Objective: The goal of this study was to better understand the etiology, clinical characteristics, and prognosis of eating disorders in males.
Method: All males with eating disorders who had been treated at Massachusetts General Hospital from Jan. 1, 1980, to Dec. 31, 1994, were identified. Hospital charts and psychiatric departmental records were reviewed to verify that the eating disorders met DSM-IV criteria and to abstract demographic and clinical data.
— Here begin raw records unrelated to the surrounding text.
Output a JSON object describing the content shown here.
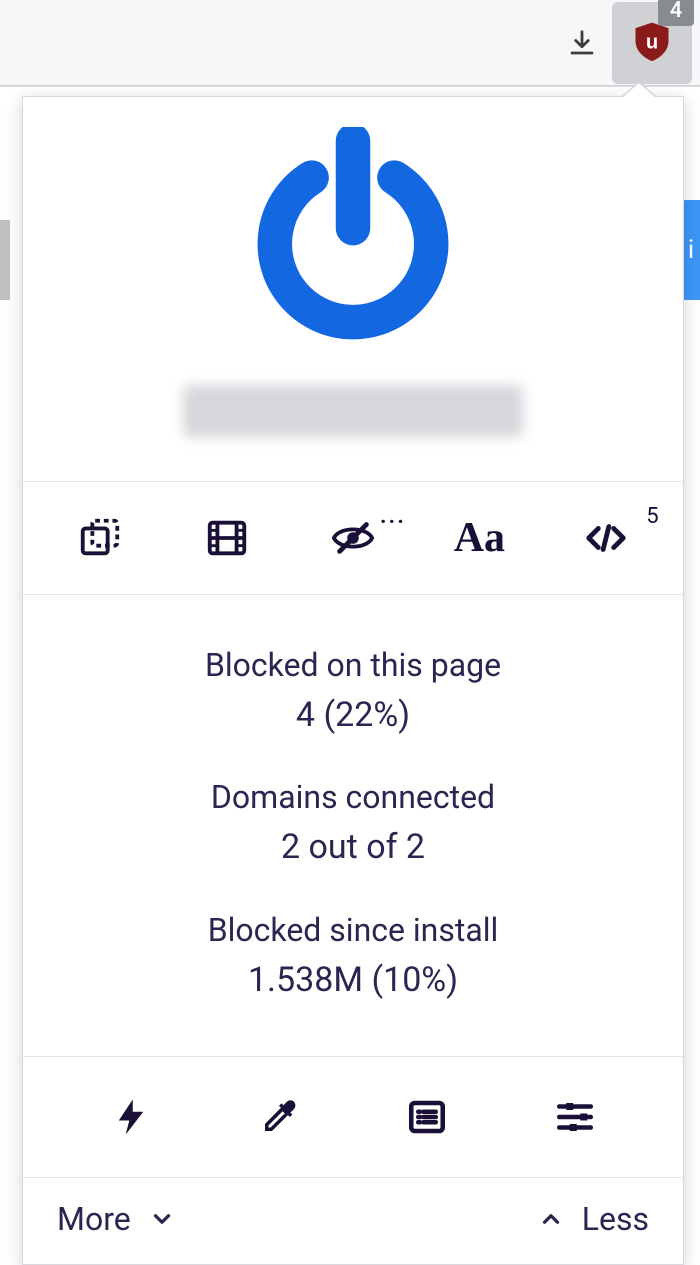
{
  "browser": {
    "extension_badge": "4"
  },
  "popup": {
    "toolbar": {
      "scripts_count": "5"
    },
    "stats": {
      "blocked_page_label": "Blocked on this page",
      "blocked_page_value": "4 (22%)",
      "domains_label": "Domains connected",
      "domains_value": "2 out of 2",
      "blocked_install_label": "Blocked since install",
      "blocked_install_value": "1.538M (10%)"
    },
    "footer": {
      "more_label": "More",
      "less_label": "Less"
    }
  }
}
Results: One hundred thirty-five males with eating disorders were identified, of whom 62 (46%) were bulimic, 30 (22%) were anorexic, and 43 (32%) met criteria for an eating disorder not otherwise specified. There were marked differences in sexual orientation by diagnostic group; 42% of the male bulimic patients were identified as either homosexual or bisexual, and 58% of the anorexic patients were identified as asexual. Comorbid psychiatric disorders were common, particularly major depressive disorder (54% of all patients), substance abuse (37%), and personality disorder (26%). Many patients had a family history of affective disorder (29%) or alcoholism (37%).
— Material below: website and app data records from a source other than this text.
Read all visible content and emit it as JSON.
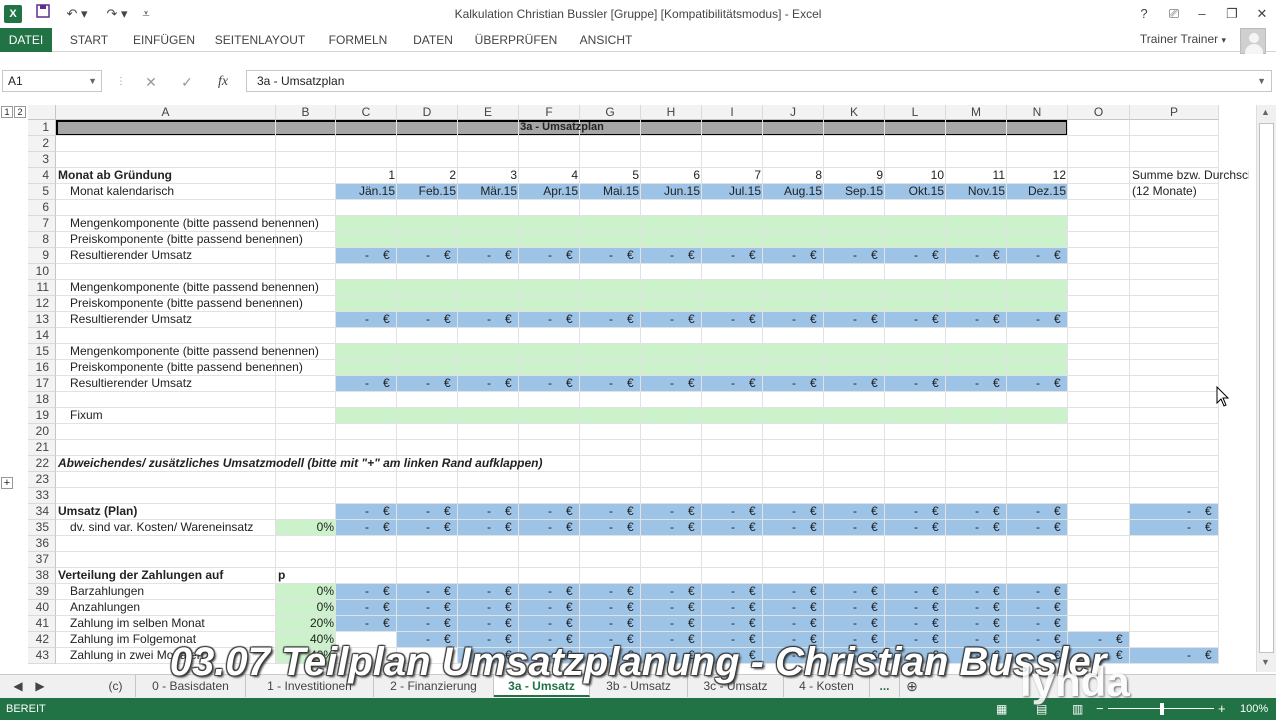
{
  "title_bar": {
    "app_logo": "X",
    "window_title": "Kalkulation Christian Bussler  [Gruppe]  [Kompatibilitätsmodus] - Excel",
    "help": "?",
    "restore_ribbon": "⎚",
    "minimize": "–",
    "maximize": "❐",
    "close": "✕"
  },
  "ribbon": {
    "tabs": [
      "DATEI",
      "START",
      "EINFÜGEN",
      "SEITENLAYOUT",
      "FORMELN",
      "DATEN",
      "ÜBERPRÜFEN",
      "ANSICHT"
    ],
    "active_tab": "DATEI",
    "user": "Trainer Trainer"
  },
  "formula_bar": {
    "name_box": "A1",
    "cancel": "✕",
    "confirm": "✓",
    "fx": "fx",
    "value": "3a - Umsatzplan"
  },
  "outline": {
    "level1": "1",
    "level2": "2",
    "expand": "+"
  },
  "columns": [
    "A",
    "B",
    "C",
    "D",
    "E",
    "F",
    "G",
    "H",
    "I",
    "J",
    "K",
    "L",
    "M",
    "N",
    "O",
    "P"
  ],
  "rows": [
    "1",
    "2",
    "3",
    "4",
    "5",
    "6",
    "7",
    "8",
    "9",
    "10",
    "11",
    "12",
    "13",
    "14",
    "15",
    "16",
    "17",
    "18",
    "19",
    "20",
    "21",
    "22",
    "23",
    "33",
    "34",
    "35",
    "36",
    "37",
    "38",
    "39",
    "40",
    "41",
    "42",
    "43"
  ],
  "cells": {
    "r1_title": "3a - Umsatzplan",
    "r4_a": "Monat ab Gründung",
    "r4_months": [
      "1",
      "2",
      "3",
      "4",
      "5",
      "6",
      "7",
      "8",
      "9",
      "10",
      "11",
      "12"
    ],
    "r4_p": "Summe bzw. Durchschnitt",
    "r5_a": "Monat kalendarisch",
    "r5_months": [
      "Jän.15",
      "Feb.15",
      "Mär.15",
      "Apr.15",
      "Mai.15",
      "Jun.15",
      "Jul.15",
      "Aug.15",
      "Sep.15",
      "Okt.15",
      "Nov.15",
      "Dez.15"
    ],
    "r5_p": "(12 Monate)",
    "r7_a": "Mengenkomponente (bitte passend benennen)",
    "r8_a": "Preiskomponente (bitte passend benennen)",
    "r9_a": "Resultierender Umsatz",
    "r11_a": "Mengenkomponente (bitte passend benennen)",
    "r12_a": "Preiskomponente (bitte passend benennen)",
    "r13_a": "Resultierender Umsatz",
    "r15_a": "Mengenkomponente (bitte passend benennen)",
    "r16_a": "Preiskomponente (bitte passend benennen)",
    "r17_a": "Resultierender Umsatz",
    "r19_a": "Fixum",
    "r22_a": "Abweichendes/ zusätzliches Umsatzmodell (bitte mit \"+\" am linken Rand aufklappen)",
    "r34_a": "Umsatz (Plan)",
    "r35_a": "dv. sind var. Kosten/ Wareneinsatz",
    "r35_b": "0%",
    "r38_a": "Verteilung der Zahlungen auf",
    "r38_b": "p",
    "r39_a": "Barzahlungen",
    "r39_b": "0%",
    "r40_a": "Anzahlungen",
    "r40_b": "0%",
    "r41_a": "Zahlung im selben Monat",
    "r41_b": "20%",
    "r42_a": "Zahlung im Folgemonat",
    "r42_b": "40%",
    "r43_a": "Zahlung in zwei Monaten",
    "r43_b": "40%",
    "dash": "-",
    "euro": "€"
  },
  "sheet_tabs": [
    "(c)",
    "0 - Basisdaten",
    "1 - Investitionen",
    "2 - Finanzierung",
    "3a - Umsatz",
    "3b - Umsatz",
    "3c - Umsatz",
    "4 - Kosten",
    "..."
  ],
  "active_sheet": "3a - Umsatz",
  "status": {
    "mode": "BEREIT",
    "zoom": "100%",
    "zoom_minus": "−",
    "zoom_plus": "+"
  },
  "overlay": {
    "caption": "03.07 Teilplan Umsatzplanung - Christian Bussler",
    "brand": "lynda"
  },
  "colors": {
    "excel_green": "#217346",
    "blue_fill": "#9dc3e6",
    "green_fill": "#ccf2cc",
    "title_fill": "#a6a6a6"
  }
}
Conclusions: While most characteristics of males and females with eating disorders are similar, homosexuality/bisexuality appears to be a specific risk factor for males, especially for those who develop bulimia nervosa. Future research on the link between sexual orientation and eating disorders would help guide prevention and treatment strategies.